# MATERIAL FOR THIS EXERCISE
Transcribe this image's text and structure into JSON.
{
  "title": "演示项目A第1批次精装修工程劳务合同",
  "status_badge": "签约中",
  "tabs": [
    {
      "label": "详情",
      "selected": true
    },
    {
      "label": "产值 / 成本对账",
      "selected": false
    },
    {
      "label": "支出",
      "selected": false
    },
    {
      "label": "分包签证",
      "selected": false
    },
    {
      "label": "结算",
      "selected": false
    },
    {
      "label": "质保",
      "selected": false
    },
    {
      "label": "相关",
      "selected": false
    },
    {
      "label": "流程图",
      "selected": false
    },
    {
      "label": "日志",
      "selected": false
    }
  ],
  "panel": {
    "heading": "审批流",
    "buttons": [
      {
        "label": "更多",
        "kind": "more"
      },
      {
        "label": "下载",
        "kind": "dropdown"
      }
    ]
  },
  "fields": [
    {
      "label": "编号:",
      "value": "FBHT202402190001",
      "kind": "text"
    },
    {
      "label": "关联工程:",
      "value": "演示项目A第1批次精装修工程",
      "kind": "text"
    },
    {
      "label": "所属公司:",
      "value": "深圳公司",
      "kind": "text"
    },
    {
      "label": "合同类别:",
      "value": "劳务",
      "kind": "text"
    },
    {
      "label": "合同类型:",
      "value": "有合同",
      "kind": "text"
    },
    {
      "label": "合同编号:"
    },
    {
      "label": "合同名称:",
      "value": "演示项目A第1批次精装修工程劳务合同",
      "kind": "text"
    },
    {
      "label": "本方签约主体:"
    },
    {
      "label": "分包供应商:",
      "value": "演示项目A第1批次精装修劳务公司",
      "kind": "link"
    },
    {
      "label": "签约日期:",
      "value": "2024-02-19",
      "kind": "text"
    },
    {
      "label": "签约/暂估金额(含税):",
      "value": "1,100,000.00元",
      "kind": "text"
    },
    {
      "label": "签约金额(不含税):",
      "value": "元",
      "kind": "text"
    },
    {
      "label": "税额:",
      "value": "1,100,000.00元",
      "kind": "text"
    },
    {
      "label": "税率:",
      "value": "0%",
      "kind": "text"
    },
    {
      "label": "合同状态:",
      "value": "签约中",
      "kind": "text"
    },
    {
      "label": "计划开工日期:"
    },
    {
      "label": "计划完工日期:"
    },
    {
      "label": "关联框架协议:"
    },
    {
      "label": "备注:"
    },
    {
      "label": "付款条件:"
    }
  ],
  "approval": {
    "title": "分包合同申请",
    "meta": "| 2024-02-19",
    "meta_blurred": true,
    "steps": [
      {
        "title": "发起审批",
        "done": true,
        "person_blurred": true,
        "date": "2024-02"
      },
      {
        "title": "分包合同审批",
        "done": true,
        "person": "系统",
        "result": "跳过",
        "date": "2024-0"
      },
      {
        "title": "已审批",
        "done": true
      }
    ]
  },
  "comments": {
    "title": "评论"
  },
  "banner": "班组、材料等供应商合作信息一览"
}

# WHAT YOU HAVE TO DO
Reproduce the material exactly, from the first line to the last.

# COMPLETED EXERCISE
Transcribe this image's text and structure into JSON.
{
  "title": "演示项目A第1批次精装修工程劳务合同",
  "status_badge": "签约中",
  "tabs": [
    {
      "label": "详情",
      "selected": true
    },
    {
      "label": "产值 / 成本对账",
      "selected": false
    },
    {
      "label": "支出",
      "selected": false
    },
    {
      "label": "分包签证",
      "selected": false
    },
    {
      "label": "结算",
      "selected": false
    },
    {
      "label": "质保",
      "selected": false
    },
    {
      "label": "相关",
      "selected": false
    },
    {
      "label": "流程图",
      "selected": false
    },
    {
      "label": "日志",
      "selected": false
    }
  ],
  "panel": {
    "heading": "审批流",
    "buttons": [
      {
        "label": "更多",
        "kind": "more"
      },
      {
        "label": "下载",
        "kind": "dropdown"
      }
    ]
  },
  "fields": [
    {
      "label": "编号:",
      "value": "FBHT202402190001",
      "kind": "text"
    },
    {
      "label": "关联工程:",
      "value": "演示项目A第1批次精装修工程",
      "kind": "text"
    },
    {
      "label": "所属公司:",
      "value": "深圳公司",
      "kind": "text"
    },
    {
      "label": "合同类别:",
      "value": "劳务",
      "kind": "text"
    },
    {
      "label": "合同类型:",
      "value": "有合同",
      "kind": "text"
    },
    {
      "label": "合同编号:"
    },
    {
      "label": "合同名称:",
      "value": "演示项目A第1批次精装修工程劳务合同",
      "kind": "text"
    },
    {
      "label": "本方签约主体:"
    },
    {
      "label": "分包供应商:",
      "value": "演示项目A第1批次精装修劳务公司",
      "kind": "link"
    },
    {
      "label": "签约日期:",
      "value": "2024-02-19",
      "kind": "text"
    },
    {
      "label": "签约/暂估金额(含税):",
      "value": "1,100,000.00元",
      "kind": "text"
    },
    {
      "label": "签约金额(不含税):",
      "value": "元",
      "kind": "text"
    },
    {
      "label": "税额:",
      "value": "1,100,000.00元",
      "kind": "text"
    },
    {
      "label": "税率:",
      "value": "0%",
      "kind": "text"
    },
    {
      "label": "合同状态:",
      "value": "签约中",
      "kind": "text"
    },
    {
      "label": "计划开工日期:"
    },
    {
      "label": "计划完工日期:"
    },
    {
      "label": "关联框架协议:"
    },
    {
      "label": "备注:"
    },
    {
      "label": "付款条件:"
    }
  ],
  "approval": {
    "title": "分包合同申请",
    "meta": "| 2024-02-19",
    "meta_blurred": true,
    "steps": [
      {
        "title": "发起审批",
        "done": true,
        "person_blurred": true,
        "date": "2024-02"
      },
      {
        "title": "分包合同审批",
        "done": true,
        "person": "系统",
        "result": "跳过",
        "date": "2024-0"
      },
      {
        "title": "已审批",
        "done": true
      }
    ]
  },
  "comments": {
    "title": "评论"
  },
  "banner": "班组、材料等供应商合作信息一览"
}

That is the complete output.